> [Extracted records]
§
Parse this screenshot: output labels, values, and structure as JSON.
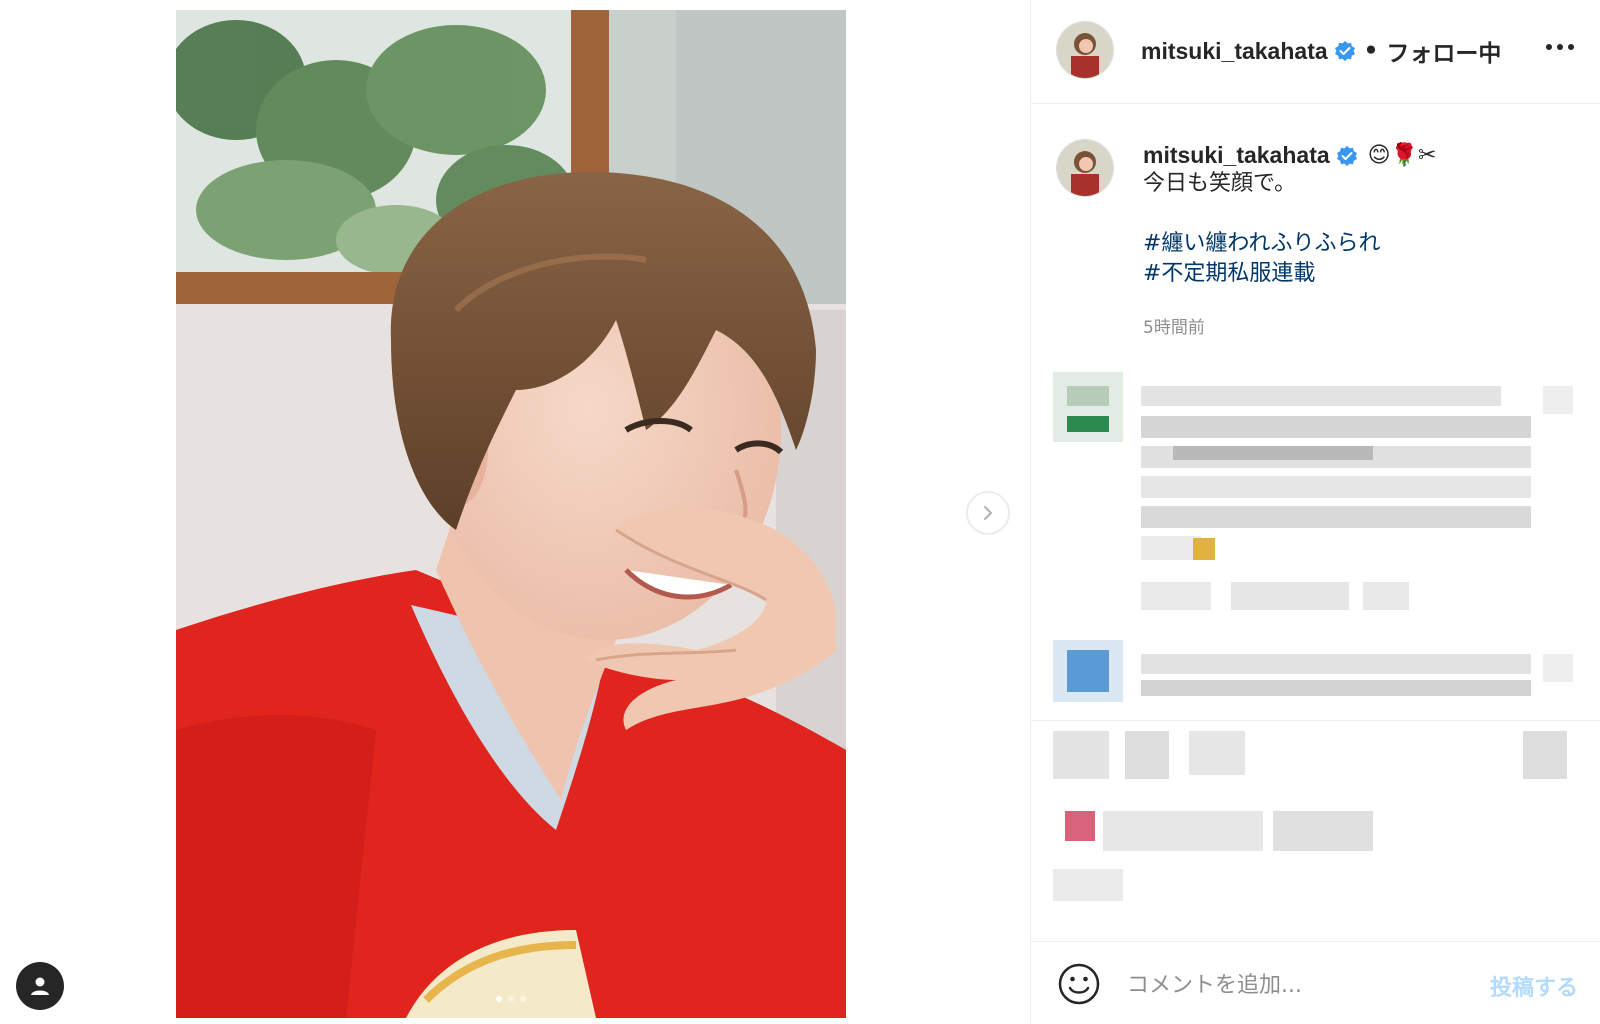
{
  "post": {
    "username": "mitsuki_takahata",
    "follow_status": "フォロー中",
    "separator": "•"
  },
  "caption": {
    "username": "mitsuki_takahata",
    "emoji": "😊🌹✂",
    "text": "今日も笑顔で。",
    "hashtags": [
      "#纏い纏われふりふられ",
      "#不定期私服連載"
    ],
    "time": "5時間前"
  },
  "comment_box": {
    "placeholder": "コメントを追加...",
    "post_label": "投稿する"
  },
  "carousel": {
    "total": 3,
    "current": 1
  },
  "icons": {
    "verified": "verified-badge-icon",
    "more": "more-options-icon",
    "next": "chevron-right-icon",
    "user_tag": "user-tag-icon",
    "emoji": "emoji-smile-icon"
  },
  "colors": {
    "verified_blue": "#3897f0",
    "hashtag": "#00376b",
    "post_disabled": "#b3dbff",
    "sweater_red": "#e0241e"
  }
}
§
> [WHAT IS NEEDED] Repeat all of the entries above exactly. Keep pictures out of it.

> [REPLY]
Parse this screenshot: output labels, values, and structure as JSON.
{
  "post": {
    "username": "mitsuki_takahata",
    "follow_status": "フォロー中",
    "separator": "•"
  },
  "caption": {
    "username": "mitsuki_takahata",
    "emoji": "😊🌹✂",
    "text": "今日も笑顔で。",
    "hashtags": [
      "#纏い纏われふりふられ",
      "#不定期私服連載"
    ],
    "time": "5時間前"
  },
  "comment_box": {
    "placeholder": "コメントを追加...",
    "post_label": "投稿する"
  },
  "carousel": {
    "total": 3,
    "current": 1
  },
  "icons": {
    "verified": "verified-badge-icon",
    "more": "more-options-icon",
    "next": "chevron-right-icon",
    "user_tag": "user-tag-icon",
    "emoji": "emoji-smile-icon"
  },
  "colors": {
    "verified_blue": "#3897f0",
    "hashtag": "#00376b",
    "post_disabled": "#b3dbff",
    "sweater_red": "#e0241e"
  }
}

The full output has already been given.